Old-fashioned, head-shaking astonishment just seemed to be the theme for my January travel to Winds of Peace partners. After seeing the completion of the magnificent building by the Genesis Cooperative, later in the week (reported in my previous entry here), I found myself north in Pantasma visiting our partners at the Buculmay Cooperative. And the transformation there is no less than the miracle at Genesis.
Visitors to this site will have read about the dubious beginnings of Buculmay (one of their earliest meetings in a hotel lobby, at right), how the Women’s Oversight Committee of the Indigenous people of Jinotega were illegally removed from their positions by unscrupulous leadership, how they stuck together to form their cooperative, how they were willing to receive training and, as a result, become funded for a pig-raising project, and how they have watched their own infrastructure and facilities grow. How could such an evolution be measured to convey the journey they have been on?
We arrived in Pantasma at mid-morning. Chairs were needed at the cooperative site so Mark drove the truck to haul the seats while I walked the half-mile or so with Julieta, President of the Cooperative, and Ligia, our consultant with the Indigenous communities. Now, I had visited the site just last August, so I knew the progress that they had been making on the buildings and the preparation for the animals. Still, to see the facilities nearly complete and ready for production, and to hear the cooperative members report on their organization, strategies and preparedness was to encounter a moment of amazement for these resilient people. They have literally come from nothing but their self-respect to a moment of potentially remarkable triumph. The presence of their offices (right), signifies the organization and formality of their intent.
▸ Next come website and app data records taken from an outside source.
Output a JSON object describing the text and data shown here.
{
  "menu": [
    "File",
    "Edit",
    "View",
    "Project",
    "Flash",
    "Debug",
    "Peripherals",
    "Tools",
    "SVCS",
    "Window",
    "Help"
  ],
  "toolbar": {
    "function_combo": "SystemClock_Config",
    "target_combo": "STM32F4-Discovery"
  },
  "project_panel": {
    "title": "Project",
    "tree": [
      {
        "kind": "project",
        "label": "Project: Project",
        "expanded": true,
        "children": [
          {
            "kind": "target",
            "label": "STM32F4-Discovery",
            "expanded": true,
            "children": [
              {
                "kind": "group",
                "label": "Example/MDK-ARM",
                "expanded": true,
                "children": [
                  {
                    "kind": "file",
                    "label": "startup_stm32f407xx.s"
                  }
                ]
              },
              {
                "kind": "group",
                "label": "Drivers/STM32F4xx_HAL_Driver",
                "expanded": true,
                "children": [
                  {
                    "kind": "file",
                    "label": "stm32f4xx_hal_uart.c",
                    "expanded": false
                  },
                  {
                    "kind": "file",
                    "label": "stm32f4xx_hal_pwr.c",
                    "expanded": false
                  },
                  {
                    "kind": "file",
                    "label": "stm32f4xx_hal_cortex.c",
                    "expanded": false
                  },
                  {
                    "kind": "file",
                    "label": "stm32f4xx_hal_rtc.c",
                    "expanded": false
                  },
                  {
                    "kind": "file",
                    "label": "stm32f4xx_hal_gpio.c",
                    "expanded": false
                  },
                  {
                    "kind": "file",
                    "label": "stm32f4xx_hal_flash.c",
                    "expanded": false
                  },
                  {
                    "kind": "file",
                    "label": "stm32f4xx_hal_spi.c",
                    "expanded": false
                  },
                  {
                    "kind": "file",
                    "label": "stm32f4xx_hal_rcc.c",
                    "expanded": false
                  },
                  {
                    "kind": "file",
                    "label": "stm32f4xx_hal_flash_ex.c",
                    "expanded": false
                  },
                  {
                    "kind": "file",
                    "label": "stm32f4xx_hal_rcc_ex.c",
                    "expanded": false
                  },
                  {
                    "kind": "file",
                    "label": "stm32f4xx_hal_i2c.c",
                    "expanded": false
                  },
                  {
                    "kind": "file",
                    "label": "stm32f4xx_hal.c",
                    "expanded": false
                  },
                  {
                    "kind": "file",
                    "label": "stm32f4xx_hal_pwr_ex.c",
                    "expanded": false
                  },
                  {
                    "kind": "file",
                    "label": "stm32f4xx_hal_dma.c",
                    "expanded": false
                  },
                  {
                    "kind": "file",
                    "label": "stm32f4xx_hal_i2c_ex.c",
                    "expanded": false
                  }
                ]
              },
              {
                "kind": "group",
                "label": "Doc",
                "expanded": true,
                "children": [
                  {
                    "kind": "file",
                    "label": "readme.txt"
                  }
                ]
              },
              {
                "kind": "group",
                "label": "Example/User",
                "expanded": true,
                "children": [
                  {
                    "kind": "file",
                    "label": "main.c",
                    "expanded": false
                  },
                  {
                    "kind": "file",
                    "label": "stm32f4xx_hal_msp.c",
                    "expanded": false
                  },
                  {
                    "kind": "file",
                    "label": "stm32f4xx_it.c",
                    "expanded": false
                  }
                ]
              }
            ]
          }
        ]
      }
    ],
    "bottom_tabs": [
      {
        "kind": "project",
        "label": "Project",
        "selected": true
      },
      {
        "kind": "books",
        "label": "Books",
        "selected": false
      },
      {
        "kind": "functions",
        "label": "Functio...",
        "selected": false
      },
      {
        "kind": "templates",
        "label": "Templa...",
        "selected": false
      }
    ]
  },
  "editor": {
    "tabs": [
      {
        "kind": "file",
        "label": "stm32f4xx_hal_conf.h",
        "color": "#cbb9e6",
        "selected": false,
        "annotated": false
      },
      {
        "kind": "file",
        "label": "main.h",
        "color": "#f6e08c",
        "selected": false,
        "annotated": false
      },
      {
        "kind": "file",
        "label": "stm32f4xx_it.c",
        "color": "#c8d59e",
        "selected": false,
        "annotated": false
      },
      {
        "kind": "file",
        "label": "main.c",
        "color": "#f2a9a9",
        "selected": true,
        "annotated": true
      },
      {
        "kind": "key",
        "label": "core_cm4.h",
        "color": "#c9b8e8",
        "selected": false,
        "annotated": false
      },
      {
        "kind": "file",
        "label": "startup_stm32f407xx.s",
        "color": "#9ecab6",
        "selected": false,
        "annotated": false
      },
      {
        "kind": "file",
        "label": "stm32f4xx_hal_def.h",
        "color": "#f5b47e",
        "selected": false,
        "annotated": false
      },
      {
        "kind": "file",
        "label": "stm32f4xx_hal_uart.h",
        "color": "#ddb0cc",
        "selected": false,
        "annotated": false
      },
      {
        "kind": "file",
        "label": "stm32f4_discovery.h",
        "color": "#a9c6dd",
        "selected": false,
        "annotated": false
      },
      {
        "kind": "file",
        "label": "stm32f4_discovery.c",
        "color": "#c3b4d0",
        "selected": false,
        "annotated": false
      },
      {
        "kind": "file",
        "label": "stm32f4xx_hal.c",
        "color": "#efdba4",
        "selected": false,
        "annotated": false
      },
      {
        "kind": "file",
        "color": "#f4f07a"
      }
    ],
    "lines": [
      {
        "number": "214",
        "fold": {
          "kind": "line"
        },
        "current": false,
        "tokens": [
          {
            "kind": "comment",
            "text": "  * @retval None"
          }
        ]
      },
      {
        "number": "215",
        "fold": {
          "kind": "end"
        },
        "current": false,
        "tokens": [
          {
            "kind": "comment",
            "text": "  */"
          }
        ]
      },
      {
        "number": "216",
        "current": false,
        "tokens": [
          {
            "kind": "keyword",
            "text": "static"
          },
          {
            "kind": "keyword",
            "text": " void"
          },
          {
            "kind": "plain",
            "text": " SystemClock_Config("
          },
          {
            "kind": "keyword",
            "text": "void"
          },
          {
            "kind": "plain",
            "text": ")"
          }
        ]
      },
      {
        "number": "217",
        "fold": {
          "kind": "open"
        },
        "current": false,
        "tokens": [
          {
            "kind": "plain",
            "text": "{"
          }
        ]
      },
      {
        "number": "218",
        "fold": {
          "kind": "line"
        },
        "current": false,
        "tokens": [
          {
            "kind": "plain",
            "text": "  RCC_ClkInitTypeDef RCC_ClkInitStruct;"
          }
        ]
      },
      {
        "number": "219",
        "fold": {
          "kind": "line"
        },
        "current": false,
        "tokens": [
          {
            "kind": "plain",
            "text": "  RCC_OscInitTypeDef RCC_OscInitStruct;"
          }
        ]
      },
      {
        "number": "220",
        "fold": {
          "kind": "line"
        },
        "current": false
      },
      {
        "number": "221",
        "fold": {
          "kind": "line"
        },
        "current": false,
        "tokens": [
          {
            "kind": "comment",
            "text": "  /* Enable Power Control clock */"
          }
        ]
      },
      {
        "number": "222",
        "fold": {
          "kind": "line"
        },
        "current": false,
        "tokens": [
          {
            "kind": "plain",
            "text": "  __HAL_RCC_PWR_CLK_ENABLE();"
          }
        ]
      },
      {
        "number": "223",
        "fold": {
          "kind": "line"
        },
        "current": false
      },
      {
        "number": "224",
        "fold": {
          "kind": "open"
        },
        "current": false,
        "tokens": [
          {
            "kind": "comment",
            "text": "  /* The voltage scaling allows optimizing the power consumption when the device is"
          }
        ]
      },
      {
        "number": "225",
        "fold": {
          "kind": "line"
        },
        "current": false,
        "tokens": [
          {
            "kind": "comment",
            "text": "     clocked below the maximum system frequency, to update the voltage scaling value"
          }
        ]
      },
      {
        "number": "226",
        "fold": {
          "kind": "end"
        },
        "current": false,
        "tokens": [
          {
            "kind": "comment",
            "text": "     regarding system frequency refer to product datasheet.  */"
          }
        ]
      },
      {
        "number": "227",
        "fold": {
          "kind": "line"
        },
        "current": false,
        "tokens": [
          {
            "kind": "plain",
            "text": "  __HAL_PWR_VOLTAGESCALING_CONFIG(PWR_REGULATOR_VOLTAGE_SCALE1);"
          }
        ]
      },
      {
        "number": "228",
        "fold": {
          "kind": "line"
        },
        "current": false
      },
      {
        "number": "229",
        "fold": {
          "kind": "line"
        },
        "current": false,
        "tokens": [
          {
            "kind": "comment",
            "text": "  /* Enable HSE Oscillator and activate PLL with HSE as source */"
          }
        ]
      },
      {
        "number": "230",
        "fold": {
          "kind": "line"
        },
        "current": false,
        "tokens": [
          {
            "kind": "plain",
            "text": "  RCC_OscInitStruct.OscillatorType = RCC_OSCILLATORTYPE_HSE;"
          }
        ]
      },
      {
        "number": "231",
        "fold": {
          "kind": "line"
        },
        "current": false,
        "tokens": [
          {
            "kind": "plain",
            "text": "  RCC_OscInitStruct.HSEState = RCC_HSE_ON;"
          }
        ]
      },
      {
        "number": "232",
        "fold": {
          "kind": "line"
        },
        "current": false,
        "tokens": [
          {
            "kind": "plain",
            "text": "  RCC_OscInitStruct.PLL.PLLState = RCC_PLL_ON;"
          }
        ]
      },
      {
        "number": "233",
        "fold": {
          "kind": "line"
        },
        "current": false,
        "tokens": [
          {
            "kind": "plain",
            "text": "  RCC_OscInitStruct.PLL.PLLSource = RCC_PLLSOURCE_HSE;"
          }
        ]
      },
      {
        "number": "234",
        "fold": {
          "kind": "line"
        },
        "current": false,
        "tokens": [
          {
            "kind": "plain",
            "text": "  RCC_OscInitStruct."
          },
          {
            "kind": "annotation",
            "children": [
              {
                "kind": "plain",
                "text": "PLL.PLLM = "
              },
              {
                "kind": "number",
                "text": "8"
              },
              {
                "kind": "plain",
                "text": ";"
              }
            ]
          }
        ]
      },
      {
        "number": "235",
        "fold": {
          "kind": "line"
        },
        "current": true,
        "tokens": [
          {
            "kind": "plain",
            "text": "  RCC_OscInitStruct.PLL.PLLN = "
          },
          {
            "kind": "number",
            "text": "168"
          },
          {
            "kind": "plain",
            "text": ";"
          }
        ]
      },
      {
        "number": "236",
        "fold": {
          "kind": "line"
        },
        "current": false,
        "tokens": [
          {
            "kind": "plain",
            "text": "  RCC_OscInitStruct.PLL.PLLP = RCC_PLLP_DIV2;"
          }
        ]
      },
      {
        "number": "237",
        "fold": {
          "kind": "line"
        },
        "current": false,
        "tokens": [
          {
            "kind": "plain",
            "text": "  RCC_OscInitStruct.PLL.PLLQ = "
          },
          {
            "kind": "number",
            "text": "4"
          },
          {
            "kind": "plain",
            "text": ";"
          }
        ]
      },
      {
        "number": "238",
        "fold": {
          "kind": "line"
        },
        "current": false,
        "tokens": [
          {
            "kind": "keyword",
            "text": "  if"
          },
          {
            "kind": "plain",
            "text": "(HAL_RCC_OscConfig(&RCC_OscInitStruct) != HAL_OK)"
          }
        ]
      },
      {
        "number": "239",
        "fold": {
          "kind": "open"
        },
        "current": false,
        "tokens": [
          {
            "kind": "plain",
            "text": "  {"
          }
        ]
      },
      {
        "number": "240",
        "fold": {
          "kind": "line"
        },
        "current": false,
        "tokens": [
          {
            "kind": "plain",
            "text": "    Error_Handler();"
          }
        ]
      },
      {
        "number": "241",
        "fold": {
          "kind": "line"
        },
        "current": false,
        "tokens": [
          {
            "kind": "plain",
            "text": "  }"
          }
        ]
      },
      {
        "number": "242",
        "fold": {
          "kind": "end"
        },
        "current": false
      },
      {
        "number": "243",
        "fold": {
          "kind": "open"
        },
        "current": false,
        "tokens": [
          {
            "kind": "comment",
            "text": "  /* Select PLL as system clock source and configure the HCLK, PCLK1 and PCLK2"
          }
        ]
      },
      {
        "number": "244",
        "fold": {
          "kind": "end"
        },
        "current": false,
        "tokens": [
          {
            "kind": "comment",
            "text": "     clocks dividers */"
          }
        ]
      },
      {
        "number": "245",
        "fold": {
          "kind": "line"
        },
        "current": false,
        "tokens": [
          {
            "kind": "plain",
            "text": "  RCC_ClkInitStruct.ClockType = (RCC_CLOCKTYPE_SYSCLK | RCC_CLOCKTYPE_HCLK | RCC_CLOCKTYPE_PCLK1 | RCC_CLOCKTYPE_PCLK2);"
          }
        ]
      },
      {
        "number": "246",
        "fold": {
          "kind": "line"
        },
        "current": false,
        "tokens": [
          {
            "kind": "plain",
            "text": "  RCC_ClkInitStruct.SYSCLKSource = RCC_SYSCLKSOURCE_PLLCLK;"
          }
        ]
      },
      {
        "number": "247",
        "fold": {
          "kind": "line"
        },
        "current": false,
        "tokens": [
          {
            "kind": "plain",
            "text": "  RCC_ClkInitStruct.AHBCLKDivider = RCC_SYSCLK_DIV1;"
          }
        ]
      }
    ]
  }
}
The modern, expansive feeding and raising quarters (left) signify the significant scope of their endeavor, both the investment and the expectation of their husbandry, as well as the grant support that they have received as a result of their persistence and persona. The sophistication and environmental considerations (right) that have gone into the development of their operation would impress any “green” activist. And the future visions that they hold, including another facility for the birthing and nurturing of newborn animals speaks to their vision of a future that is prosperous and self-sustaining (below).
No one owns a crystal ball to tell where this journey will lead nor whether all of the promise that has been generated will, in fact, come to pass. The reality is that in Nicaragua, things are difficult for the rural poor and just when circumstances seem to invite progress, a natural or political storm breaks dreams apart. But especially in light of that uncertainty, the courage and outlook of the people of Buculmay is as inspiring as any human attitudes I’ve encountered. I feel great privilege in coming to know these heroes and for Winds of Peace to be involved with their journey.
Somehow the words here are inept for conveying what has and is happening in this remote region of Nicaragua. As in any written effort, success is only as good as the author and I fear my words are insufficient to describe the gentle determination of these individuals and the persevering group they have become. All I can report is that I know there has been something universal, elemental at work within this cooperative; it is the power of believing, of faith, and of holding onto one another in the face of overwhelming odds. It is the human spirit at work….